> **Records for this task**
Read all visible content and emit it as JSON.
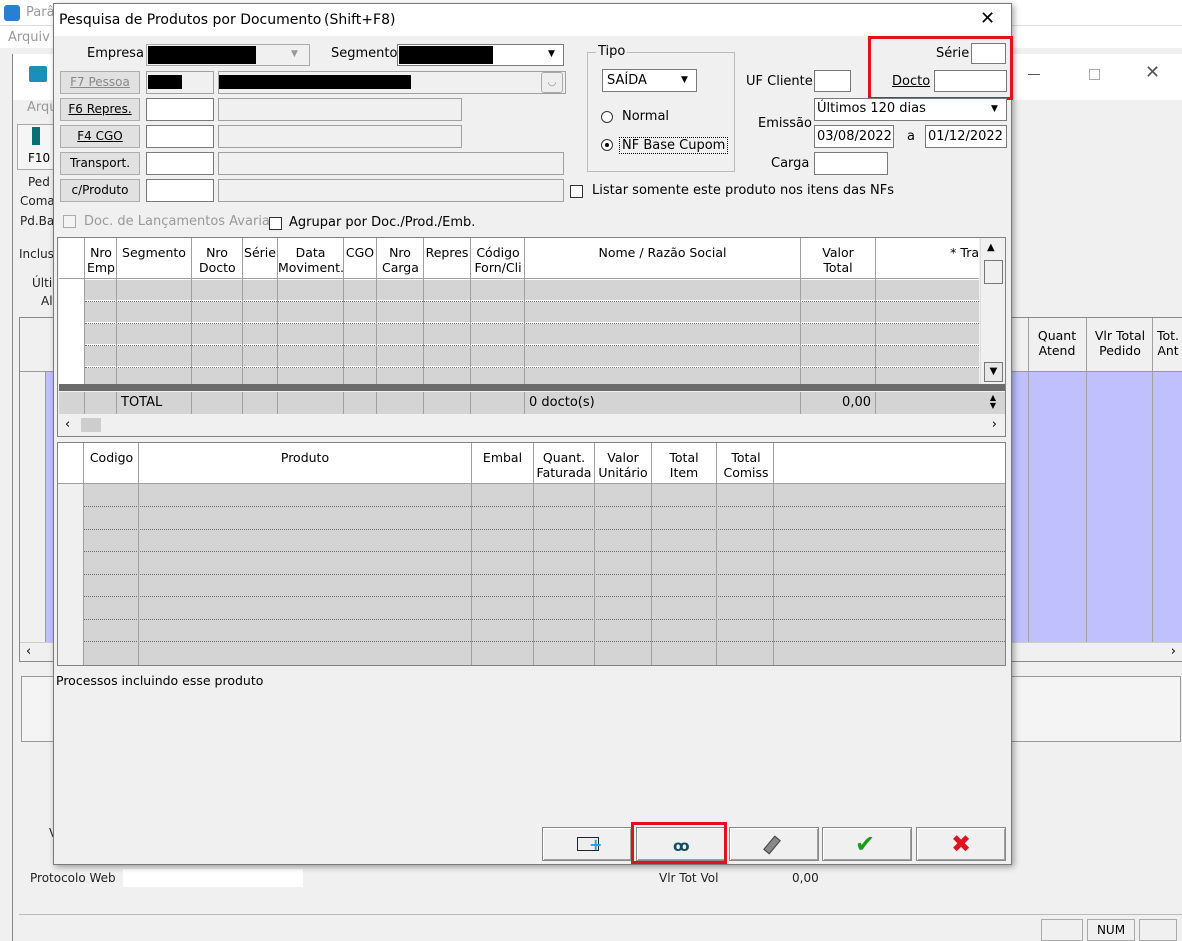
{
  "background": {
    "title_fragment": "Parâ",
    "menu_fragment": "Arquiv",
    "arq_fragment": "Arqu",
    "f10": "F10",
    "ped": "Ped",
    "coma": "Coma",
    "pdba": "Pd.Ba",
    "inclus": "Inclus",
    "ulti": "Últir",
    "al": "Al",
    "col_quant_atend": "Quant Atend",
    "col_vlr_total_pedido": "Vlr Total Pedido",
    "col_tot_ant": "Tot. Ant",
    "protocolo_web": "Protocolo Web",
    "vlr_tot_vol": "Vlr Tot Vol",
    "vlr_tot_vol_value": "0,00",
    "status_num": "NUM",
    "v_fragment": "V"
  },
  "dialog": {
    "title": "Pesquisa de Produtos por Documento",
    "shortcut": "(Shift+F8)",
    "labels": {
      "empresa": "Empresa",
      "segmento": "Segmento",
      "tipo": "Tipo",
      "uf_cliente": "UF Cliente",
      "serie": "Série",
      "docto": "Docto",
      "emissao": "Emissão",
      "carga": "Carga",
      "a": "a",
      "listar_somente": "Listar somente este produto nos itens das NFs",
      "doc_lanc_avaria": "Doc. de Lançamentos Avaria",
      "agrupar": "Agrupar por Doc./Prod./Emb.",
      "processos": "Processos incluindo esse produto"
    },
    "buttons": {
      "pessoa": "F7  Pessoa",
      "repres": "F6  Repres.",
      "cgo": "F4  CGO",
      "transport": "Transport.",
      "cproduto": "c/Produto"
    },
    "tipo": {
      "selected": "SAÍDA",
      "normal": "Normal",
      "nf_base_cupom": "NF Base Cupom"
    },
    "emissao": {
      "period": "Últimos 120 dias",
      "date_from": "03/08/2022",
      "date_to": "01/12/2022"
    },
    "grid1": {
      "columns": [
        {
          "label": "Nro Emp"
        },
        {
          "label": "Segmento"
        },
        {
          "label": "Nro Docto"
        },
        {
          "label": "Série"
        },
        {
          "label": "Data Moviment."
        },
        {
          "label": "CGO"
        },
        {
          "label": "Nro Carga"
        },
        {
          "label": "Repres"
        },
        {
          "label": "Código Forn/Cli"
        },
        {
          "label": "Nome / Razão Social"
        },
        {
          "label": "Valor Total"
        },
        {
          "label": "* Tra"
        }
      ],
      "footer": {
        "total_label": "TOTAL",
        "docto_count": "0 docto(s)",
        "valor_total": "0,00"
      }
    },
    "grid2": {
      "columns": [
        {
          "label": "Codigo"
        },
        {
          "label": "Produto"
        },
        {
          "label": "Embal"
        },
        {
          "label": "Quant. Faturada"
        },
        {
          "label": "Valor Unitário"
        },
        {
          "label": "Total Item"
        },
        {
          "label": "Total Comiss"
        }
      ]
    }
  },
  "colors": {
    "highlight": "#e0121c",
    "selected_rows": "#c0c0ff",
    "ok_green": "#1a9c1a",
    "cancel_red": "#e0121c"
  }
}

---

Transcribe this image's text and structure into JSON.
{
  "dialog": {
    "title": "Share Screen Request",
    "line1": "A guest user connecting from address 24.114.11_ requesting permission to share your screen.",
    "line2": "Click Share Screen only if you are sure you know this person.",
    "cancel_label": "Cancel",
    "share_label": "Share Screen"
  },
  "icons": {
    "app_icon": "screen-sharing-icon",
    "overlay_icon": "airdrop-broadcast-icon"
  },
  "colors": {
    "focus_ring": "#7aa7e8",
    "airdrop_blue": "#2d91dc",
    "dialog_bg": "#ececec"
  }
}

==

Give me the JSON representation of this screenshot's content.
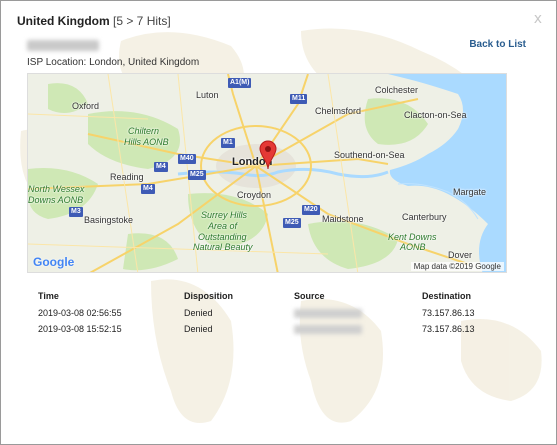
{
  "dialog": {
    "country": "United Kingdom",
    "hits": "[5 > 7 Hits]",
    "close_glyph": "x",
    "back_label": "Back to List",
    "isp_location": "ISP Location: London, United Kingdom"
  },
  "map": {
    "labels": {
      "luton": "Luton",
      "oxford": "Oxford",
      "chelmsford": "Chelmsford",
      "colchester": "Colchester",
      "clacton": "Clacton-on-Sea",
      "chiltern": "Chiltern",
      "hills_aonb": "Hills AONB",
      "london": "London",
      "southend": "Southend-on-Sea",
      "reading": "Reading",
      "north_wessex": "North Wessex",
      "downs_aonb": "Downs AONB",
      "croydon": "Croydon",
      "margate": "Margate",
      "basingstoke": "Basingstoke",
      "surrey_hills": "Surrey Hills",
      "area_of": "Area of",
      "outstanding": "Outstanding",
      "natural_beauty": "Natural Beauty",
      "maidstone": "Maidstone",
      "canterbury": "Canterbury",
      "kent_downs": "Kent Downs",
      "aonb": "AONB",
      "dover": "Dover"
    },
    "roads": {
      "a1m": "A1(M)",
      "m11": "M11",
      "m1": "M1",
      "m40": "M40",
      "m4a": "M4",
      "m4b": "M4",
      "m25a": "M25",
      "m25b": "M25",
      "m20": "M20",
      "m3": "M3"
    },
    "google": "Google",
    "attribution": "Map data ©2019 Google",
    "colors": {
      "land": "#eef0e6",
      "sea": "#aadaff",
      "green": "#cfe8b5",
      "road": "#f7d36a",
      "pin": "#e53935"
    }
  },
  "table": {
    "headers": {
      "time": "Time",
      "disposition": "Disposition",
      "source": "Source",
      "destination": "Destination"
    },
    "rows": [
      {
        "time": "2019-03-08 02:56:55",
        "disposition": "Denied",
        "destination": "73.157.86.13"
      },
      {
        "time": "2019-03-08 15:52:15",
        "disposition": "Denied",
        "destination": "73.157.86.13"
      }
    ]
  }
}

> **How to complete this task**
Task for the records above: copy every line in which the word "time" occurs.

> **Answer space**
      "time": "Time",
        "time": "2019-03-08 02:56:55",
        "time": "2019-03-08 15:52:15",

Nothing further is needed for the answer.